Rob: We hosted our first of three client events on October 2nd at the Montezuma Arts Gallery (333 Montezuma Avenue), with upcoming events scheduled for November 10 and December 3 at the same location in Santa Fe. For those of you not able to attend, we will be posting some video clips on our website in the upcoming weeks. On a personal level, my older daughter, Robyn has returned from living abroad and she is here locally, exploring job and dramatic arts/education opportunities in New Mexico.
Jeff: I am continuing to make slow progress from my rotator cuff surgery and am diligently going to my physical therapy appointments and doing all my assigned exercises. While I am making my best efforts to be patient, it’s really hard as I would like for all of this to be over and done with.

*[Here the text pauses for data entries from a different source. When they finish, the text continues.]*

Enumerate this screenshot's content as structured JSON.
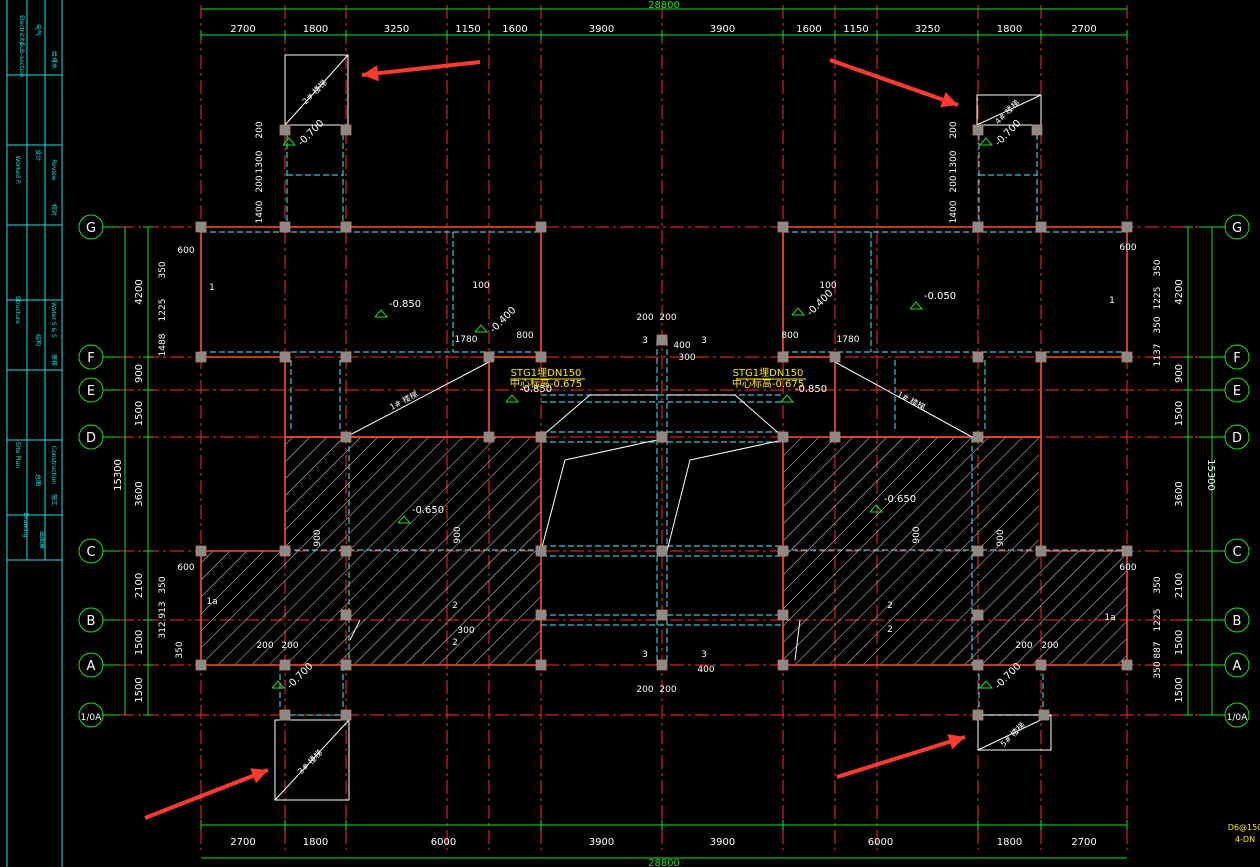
{
  "drawing": {
    "colors": {
      "background": "#000000",
      "axis_line": "#ff2a2a",
      "dimension": "#19e019",
      "beam": "#37c6d8",
      "wall": "#ff4d2e",
      "column": "#8a8a8a",
      "hatch": "#d8d8d8",
      "arrow": "#ff3b30",
      "annotation_yellow": "#ffe600",
      "frame": "#19e0e0"
    },
    "top_total": "28800",
    "bottom_total": "28800",
    "top_dims": [
      "2700",
      "1800",
      "3250",
      "1150",
      "1600",
      "3900",
      "3900",
      "1600",
      "1150",
      "3250",
      "1800",
      "2700"
    ],
    "bottom_dims": [
      "2700",
      "1800",
      "6000",
      "3900",
      "3900",
      "6000",
      "1800",
      "2700"
    ],
    "row_labels": [
      "G",
      "F",
      "E",
      "D",
      "C",
      "B",
      "A",
      "1/0A"
    ],
    "left_dims": [
      "4200",
      "900",
      "1500",
      "3600",
      "2100",
      "1500",
      "1500"
    ],
    "right_dims": [
      "4200",
      "900",
      "1500",
      "3600",
      "2100",
      "1500",
      "1500"
    ],
    "left_total": "15300",
    "right_total": "15300",
    "left_small_dims": [
      "350",
      "1225",
      "1488",
      "350",
      "913",
      "312",
      "350"
    ],
    "right_small_dims": [
      "350",
      "1225",
      "350",
      "1137",
      "350",
      "1225",
      "887",
      "350"
    ],
    "stair_labels": [
      "2# 楼梯",
      "4# 楼梯",
      "3# 楼梯",
      "5# 楼梯",
      "1# 楼梯",
      "1# 楼梯"
    ],
    "levels": [
      "-0.850",
      "-0.050",
      "-0.650",
      "-0.650",
      "-0.700",
      "-0.700",
      "-0.700",
      "-0.700",
      "-0.850",
      "-0.850",
      "-0.400",
      "-0.400"
    ],
    "pipe_notes": [
      "STG1埋DN150",
      "中心标高-0.675",
      "STG1埋DN150",
      "中心标高-0.675"
    ],
    "small_notes": [
      "600",
      "600",
      "600",
      "600",
      "100",
      "100",
      "800",
      "800",
      "1780",
      "1780",
      "200",
      "200",
      "200",
      "200",
      "300",
      "300",
      "400",
      "400",
      "3",
      "3",
      "3",
      "3",
      "1",
      "1",
      "1a",
      "1a",
      "2",
      "2",
      "2",
      "2",
      "1300",
      "1400",
      "1300",
      "1400",
      "200",
      "200",
      "200",
      "200",
      "900",
      "900",
      "900",
      "900",
      "200",
      "200",
      "200",
      "200"
    ],
    "title_block": [
      "Electricity",
      "Sub-section",
      "电气",
      "给排水",
      "Worked P.",
      "Review",
      "设计",
      "校对",
      "Structure",
      "Water S & S",
      "结构",
      "审核",
      "Site Plan",
      "Construction",
      "总图",
      "施工",
      "Drawing",
      "出图章"
    ],
    "corner_note": [
      "D6@150",
      "4-DN"
    ]
  }
}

I am regularly singing with a jazz trio and hope to start playing the guitar again in a few more months.
Lauren: This summer, I moved out of my little house on Canyon Road in town to a property in Tesuque complete with chickens and alpaca. I am now enjoying being out of town as there is plenty to do and explore. Though we are about to set in on winter, I am already planning my spring garden and hope to have some raised beds built by then which are necessary to keep out the many Tesuque rabbits!
Kyle: This summer, I bought a new barbecue smoker which helped take up some of my free time as I enjoy working on my cooking techniques. I will be a little sad and probably a little hungrier when the weather gets colder as I will have to put the smoker away for the season. At the end of August, my sons started kindergarten and after some adjustment, it appears they are really settling into the environment. While summertime is great, I am looking forward to the colder weather and am keeping my fingers crossed for a good ski season.

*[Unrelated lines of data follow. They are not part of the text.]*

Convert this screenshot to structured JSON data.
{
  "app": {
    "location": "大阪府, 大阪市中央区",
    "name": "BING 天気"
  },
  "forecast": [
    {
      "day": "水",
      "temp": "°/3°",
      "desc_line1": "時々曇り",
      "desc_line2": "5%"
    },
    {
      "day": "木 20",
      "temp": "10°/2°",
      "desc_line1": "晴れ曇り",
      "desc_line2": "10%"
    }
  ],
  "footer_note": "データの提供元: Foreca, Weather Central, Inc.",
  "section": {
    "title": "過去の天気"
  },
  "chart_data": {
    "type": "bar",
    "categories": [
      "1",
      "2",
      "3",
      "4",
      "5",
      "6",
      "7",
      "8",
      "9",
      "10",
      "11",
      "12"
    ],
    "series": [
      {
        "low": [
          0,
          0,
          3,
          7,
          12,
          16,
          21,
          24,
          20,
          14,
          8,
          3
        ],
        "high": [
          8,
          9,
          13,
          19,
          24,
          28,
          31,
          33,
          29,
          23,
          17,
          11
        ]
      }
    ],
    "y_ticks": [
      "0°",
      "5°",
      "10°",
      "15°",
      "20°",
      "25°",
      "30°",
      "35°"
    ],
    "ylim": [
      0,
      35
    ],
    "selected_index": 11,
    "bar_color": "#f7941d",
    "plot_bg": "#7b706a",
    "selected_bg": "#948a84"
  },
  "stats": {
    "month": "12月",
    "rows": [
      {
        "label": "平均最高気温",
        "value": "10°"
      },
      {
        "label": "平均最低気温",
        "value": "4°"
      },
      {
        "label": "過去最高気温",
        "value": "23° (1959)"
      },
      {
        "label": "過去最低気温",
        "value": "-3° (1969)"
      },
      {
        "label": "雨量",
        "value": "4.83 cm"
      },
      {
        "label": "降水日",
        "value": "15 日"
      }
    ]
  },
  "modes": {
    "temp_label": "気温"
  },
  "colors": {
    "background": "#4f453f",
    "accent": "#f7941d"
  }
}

Dana: I recently returned from Santa Cruz, CA where I celebrated my 60th birthday with friends and family, including my two children who live in Southern California. We enjoyed a trail ride and picnic at Garrod Farms in Saratoga. In addition to stables, they have a vineyard and wine tasting room. We timed the event just right as there was live music that day and the songs just happened to be from my era. It was a delightful occasion in which to usher in a new decade.
Local tea and Conference call-in dates
Along with our special scheduled events, the next Rikoon Group quarterly live presentation and review of the markets, the economy and worldwide political events will take place on November 10 at 3:30pm at 333 Montezuma Ave. It will be followed by a special Artist Talk, starting at 5:30pm, in conjunction with the other happenings there. The quarterly phone conference call will take place on Thursday, November 12th, at 3:30pm MST, according to the revised call-in information as follows: 1-605-475-6333, access code: 425993.